No Habeas Error in Killer Cop’s Denied Defense

     WASHINGTON (CN) – A girlfriend-killing cop who was barred from using his desired defense after the law changed does not have a due process case, the Supreme Court ruled Monday.
     Burt Lancaster was a former Detroit police officer with a long history of mental illness when he shot and killed his girlfriend, Toni King, in a shopping plaza parking lot on April 23, 1993.
     Lancaster asserted defenses of insanity and diminished capacity at the ensuing trial, but a jury convicted him in 1994 of first-degree murder and possessing a firearm in the commission of a felony.
     Finding that the state had committed an error in jury selection, however, the judgment was overturned.
     Before Michigan could retry Lancaster in 2005, the Michigan Supreme Court abolished the diminished-capacity defense in People v. Carpenter.
     Lancaster had been planning to limit his defense in the second trial to just diminished capacity, but trial court applied Carpenter retroactively and barred the defense. He was again convicted and sentenced to life plus two years in prison.
     A federal judge tasked with Lancaster’s subsequent habeas corpus petition concluded that the retroactive application of Carpenter did not violate the due process clause. A three-judge panel of the 6th Circuit reversed in June 2012.
     Just five months after it took up the case, the unanimous U.S. Supreme Court sided with Michigan.
     Lancaster cannot obtain habeas relief under the Antiter­rorism and Effective Death Penalty Act of 1996 (AEDPA) without establishing that the “state-court decision he assails ‘was contrary to, or involved an unreasonable application of, clearly established federal law, as determined by [this] court,’ Justice Ruth Bader Ginsburg wrote for the court. “We hold that Lancaster’s petition does not meet AEDPA’s requirement and that the United States Court of Appeals for the Sixth Circuit erred in granting him federal habeas relief.”
     The ruling delves into the Michigan high court’s reasoning for throwing out the diminished capacity defense.
     “The statutory scheme enacted by the Michigan Legislature, the court held, ‘created an all or nothing insanity defense,'” Ginsburg wrote. “A defendant who is ‘mentally ill or retarded yet not legally insane,’ the court explained, ‘may be found “guilty but mentally ill,”‘ but the Legislature had foreclosed the use of ‘evidence of mental incapacity short of insanity … to avoid or reduce criminal responsibility by negating specific intent.'”

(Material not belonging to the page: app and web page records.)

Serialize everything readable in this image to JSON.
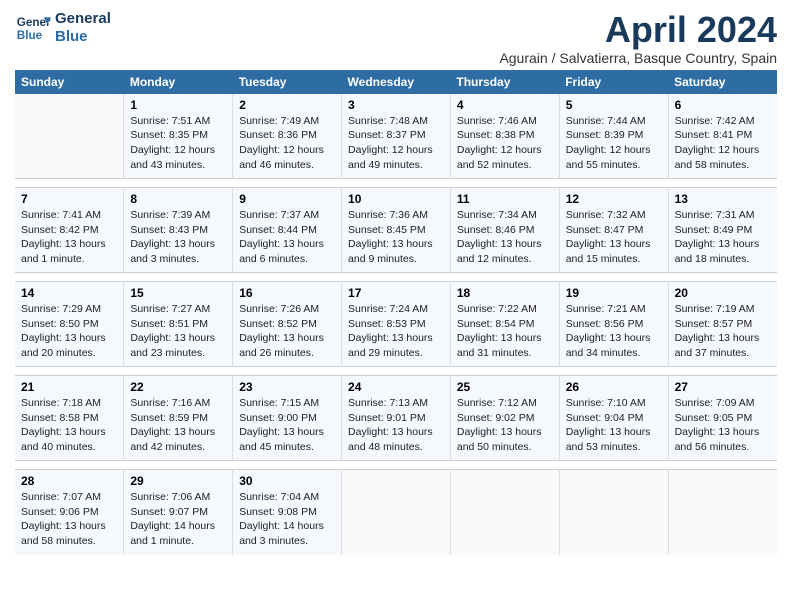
{
  "header": {
    "logo_line1": "General",
    "logo_line2": "Blue",
    "title": "April 2024",
    "subtitle": "Agurain / Salvatierra, Basque Country, Spain"
  },
  "days_of_week": [
    "Sunday",
    "Monday",
    "Tuesday",
    "Wednesday",
    "Thursday",
    "Friday",
    "Saturday"
  ],
  "weeks": [
    [
      {
        "day": "",
        "info": ""
      },
      {
        "day": "1",
        "info": "Sunrise: 7:51 AM\nSunset: 8:35 PM\nDaylight: 12 hours\nand 43 minutes."
      },
      {
        "day": "2",
        "info": "Sunrise: 7:49 AM\nSunset: 8:36 PM\nDaylight: 12 hours\nand 46 minutes."
      },
      {
        "day": "3",
        "info": "Sunrise: 7:48 AM\nSunset: 8:37 PM\nDaylight: 12 hours\nand 49 minutes."
      },
      {
        "day": "4",
        "info": "Sunrise: 7:46 AM\nSunset: 8:38 PM\nDaylight: 12 hours\nand 52 minutes."
      },
      {
        "day": "5",
        "info": "Sunrise: 7:44 AM\nSunset: 8:39 PM\nDaylight: 12 hours\nand 55 minutes."
      },
      {
        "day": "6",
        "info": "Sunrise: 7:42 AM\nSunset: 8:41 PM\nDaylight: 12 hours\nand 58 minutes."
      }
    ],
    [
      {
        "day": "7",
        "info": "Sunrise: 7:41 AM\nSunset: 8:42 PM\nDaylight: 13 hours\nand 1 minute."
      },
      {
        "day": "8",
        "info": "Sunrise: 7:39 AM\nSunset: 8:43 PM\nDaylight: 13 hours\nand 3 minutes."
      },
      {
        "day": "9",
        "info": "Sunrise: 7:37 AM\nSunset: 8:44 PM\nDaylight: 13 hours\nand 6 minutes."
      },
      {
        "day": "10",
        "info": "Sunrise: 7:36 AM\nSunset: 8:45 PM\nDaylight: 13 hours\nand 9 minutes."
      },
      {
        "day": "11",
        "info": "Sunrise: 7:34 AM\nSunset: 8:46 PM\nDaylight: 13 hours\nand 12 minutes."
      },
      {
        "day": "12",
        "info": "Sunrise: 7:32 AM\nSunset: 8:47 PM\nDaylight: 13 hours\nand 15 minutes."
      },
      {
        "day": "13",
        "info": "Sunrise: 7:31 AM\nSunset: 8:49 PM\nDaylight: 13 hours\nand 18 minutes."
      }
    ],
    [
      {
        "day": "14",
        "info": "Sunrise: 7:29 AM\nSunset: 8:50 PM\nDaylight: 13 hours\nand 20 minutes."
      },
      {
        "day": "15",
        "info": "Sunrise: 7:27 AM\nSunset: 8:51 PM\nDaylight: 13 hours\nand 23 minutes."
      },
      {
        "day": "16",
        "info": "Sunrise: 7:26 AM\nSunset: 8:52 PM\nDaylight: 13 hours\nand 26 minutes."
      },
      {
        "day": "17",
        "info": "Sunrise: 7:24 AM\nSunset: 8:53 PM\nDaylight: 13 hours\nand 29 minutes."
      },
      {
        "day": "18",
        "info": "Sunrise: 7:22 AM\nSunset: 8:54 PM\nDaylight: 13 hours\nand 31 minutes."
      },
      {
        "day": "19",
        "info": "Sunrise: 7:21 AM\nSunset: 8:56 PM\nDaylight: 13 hours\nand 34 minutes."
      },
      {
        "day": "20",
        "info": "Sunrise: 7:19 AM\nSunset: 8:57 PM\nDaylight: 13 hours\nand 37 minutes."
      }
    ],
    [
      {
        "day": "21",
        "info": "Sunrise: 7:18 AM\nSunset: 8:58 PM\nDaylight: 13 hours\nand 40 minutes."
      },
      {
        "day": "22",
        "info": "Sunrise: 7:16 AM\nSunset: 8:59 PM\nDaylight: 13 hours\nand 42 minutes."
      },
      {
        "day": "23",
        "info": "Sunrise: 7:15 AM\nSunset: 9:00 PM\nDaylight: 13 hours\nand 45 minutes."
      },
      {
        "day": "24",
        "info": "Sunrise: 7:13 AM\nSunset: 9:01 PM\nDaylight: 13 hours\nand 48 minutes."
      },
      {
        "day": "25",
        "info": "Sunrise: 7:12 AM\nSunset: 9:02 PM\nDaylight: 13 hours\nand 50 minutes."
      },
      {
        "day": "26",
        "info": "Sunrise: 7:10 AM\nSunset: 9:04 PM\nDaylight: 13 hours\nand 53 minutes."
      },
      {
        "day": "27",
        "info": "Sunrise: 7:09 AM\nSunset: 9:05 PM\nDaylight: 13 hours\nand 56 minutes."
      }
    ],
    [
      {
        "day": "28",
        "info": "Sunrise: 7:07 AM\nSunset: 9:06 PM\nDaylight: 13 hours\nand 58 minutes."
      },
      {
        "day": "29",
        "info": "Sunrise: 7:06 AM\nSunset: 9:07 PM\nDaylight: 14 hours\nand 1 minute."
      },
      {
        "day": "30",
        "info": "Sunrise: 7:04 AM\nSunset: 9:08 PM\nDaylight: 14 hours\nand 3 minutes."
      },
      {
        "day": "",
        "info": ""
      },
      {
        "day": "",
        "info": ""
      },
      {
        "day": "",
        "info": ""
      },
      {
        "day": "",
        "info": ""
      }
    ]
  ]
}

     “The Michigan Court of Appeals concluded that applying Carpenter retroactively to Lancaster’s case did not violate due process, for Carpenter ‘concerned an unambiguous statute that was interpreted by the [Michigan] Supreme Court for the first time,'” she added.
     Lancaster’s case bears little resemblance to the unreasonable application of federal law that the U.S. Supreme Court addressed with Bouie v. City of Columbia in 1964, which involved black individuals convicted of trespass in South Carolina for trying to dine in the whites-only section of a drug store that otherwise permitted their entry.
     “In Bouie, the South Caro­lina Supreme Court had unexpectedly expanded ‘narrow and precise statutory language’ that, as written, did not reach the petitioners’ conduct,” Ginsburg wrote. “In Car­penter, by contrast, the Michigan Supreme Court rejected a diminished-capacity defense that the court reasonably found to have no home in a comprehensive, on-point stat­ute enacted by the Michigan Legislature. Carpenter thus presents the inverse of the situation this Court confronted in Bouie. Rather than broadening a statute that was narrow on its face, Carpenter disapproved lower court precedent recognizing a defense Michigan’s high court found, on close inspection, to lack statutory grounding. The situation we confronted in Bouie bears scant resem­blance to this case, and our resolution of that controversy hardly makes disallowance of Lancaster’s diminished­ capacity defense an unreasonable reading of this court’s law.”
     “This court has never found a due process violation in circumstances remotely resembling Lancaster’s case – i.e., where a state supreme court, squarely addressing a par­ticular issue for the first time, rejected a consistent line of lower court decisions based on the supreme court’s rea­sonable interpretation of the language of a controlling statute,” Ginsburg added. “Fair-minded jurists could conclude that a state supreme court decision of that order is not ‘unexpectedand indefensible by reference to [existing] law.’ Lancaster therefore is not entitled to federal habeas relief on his due process claim.”

%d bloggers like this: